Hennepin Healthcare Awarded Top Quality Honor by America’s Essential Hospitals

Lynn 1America’s Essential Hospitals, which represents more than 300 hospitals that care for low-income and other marginalized people, awarded Hennepin Healthcare the 2021 Gage Award for Quality Improvement for work to reduce readmission rates for those experiencing homelessness. This population is often unable to prioritize medical care due to competing priorities of daily survival and frequently has higher rates of emergency department and inpatient utilization. Studies report those experiencing homelessness are four times more likely to be hospitalized and at greater risk for readmissions and prolonged hospital stays. The association presented the award June 24 at its virtual annual conference.

Hennepin Healthcare’s efforts to reduce readmission rates was based on an analysis showing that housing instability was a major contributing factor to 30-day readmissions, affecting 75 percent of patient charts reviewed.
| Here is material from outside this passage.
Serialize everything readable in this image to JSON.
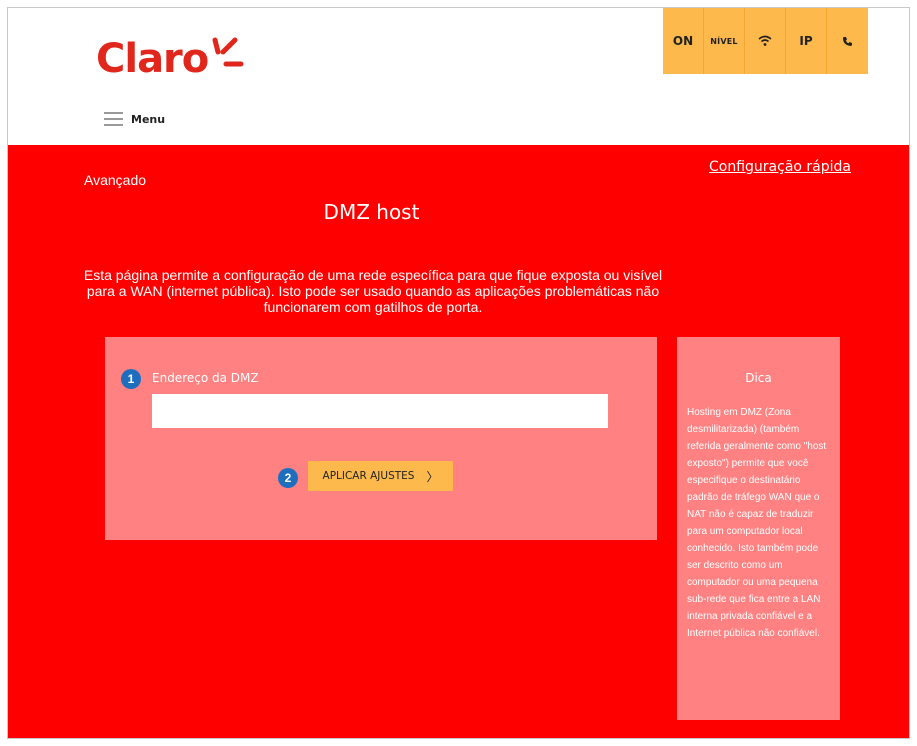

Hennepin Healthcare partnered with Hennepin Health, a county-based accountable care organization (ACO), to proactively identify and respond to social determinants of health to reduce readmissions in the ACO population experiencing homelessness. As a result of this work, readmissions went down by 3.7 percent for the global ACO population over a 1 year period, and 12.4% for the target population that connected to services. Continue reading “Hennepin Healthcare Awarded Top Quality Honor by America’s Essential Hospitals”

Hennepin Healthcare urges prevention, vigilance as flu season looms and COVID-19 remains a threat

Essential hospitals across the country call on communities to adhere to recommendations for handwashing, mask wearing, and other protective measures

Hennepin Healthcare has joined Valleywise Health of Phoenix, America’s Essential Hospitals, and a dozen other essential hospitals – those with a safety-net mission – in an urgent call for all Americans to remain vigilant and continue preventative actions to combat the spread of COVID-19.

As the nation faces a potential second surge of COVID-19 with cases on the rise in many states, hospital leaders are imploring the public to double down on safety measures to help keep at-risk people and health care workers safe.

“The surge we saw earlier this spring and summer was devastating,” explains Dr. Jim Miner, Chief of Emergency Medicine at Hennepin Healthcare. The hospital cared for the highest volume of COVID positive patients of any Twin Cities hospital during the initial surge of cases. “We’ve made innovative changes to our emergency department and campus to safely care for anyone with COVID-19 symptoms, but of course the ideal scenario is to avoid getting sick.”

According to the Centers for Disease Control and Prevention (CDC), COVID-19 has disproportionately affected the country’s underrepresented communities – the same populations commonly served by essential hospitals. Leaders at Hennepin Healthcare are asking the public to maintain the most basic – and effective – health and safety measures to keep people safe. These are known as the three Ws: wear your mask, wash your hands, and watch your distance.

“We understand that people are growing tired of hearing prevention messages,” continues Dr. Miner. “So often these messages aren’t taken seriously until an exposure happens to someone you know – or even you. Don’t wait until then. What we’re hearing from patients is that many of their exposures may have been preventable.”

Dr. Miner also encourages everyone to have a conversation with the people they live with to understand their risk of exposure when they are away from home, for example, at work. Are co-workers adhering to safety measures? If not, household members can still practice the 3Ws to avoid bringing the virus home.

There are already more than 8 million cases in the United States and more than 224,000 deaths due to COVID-19. According to the Minnesota Department of Health, COVID-19 cases in our state continue to rise. While cases decreased in many hot spots in the early spring months, infections are rising again in many states, and some experts are concerned deaths will hit 300,000 by the end of the year.

The CDC reports that most COVID-19 infections are spread through contact with an infected person or through exposure to respiratory droplets within a range of 6 feet. Washing your hands often, wearing a mask, and staying 6 feet apart from others are the most effective ways to stop the spread of the virus.

The nation’s essential hospitals and health systems provide access to high-quality care for all people. They serve large volumes of patients from the most vulnerable populations, including the underinsured and uninsured.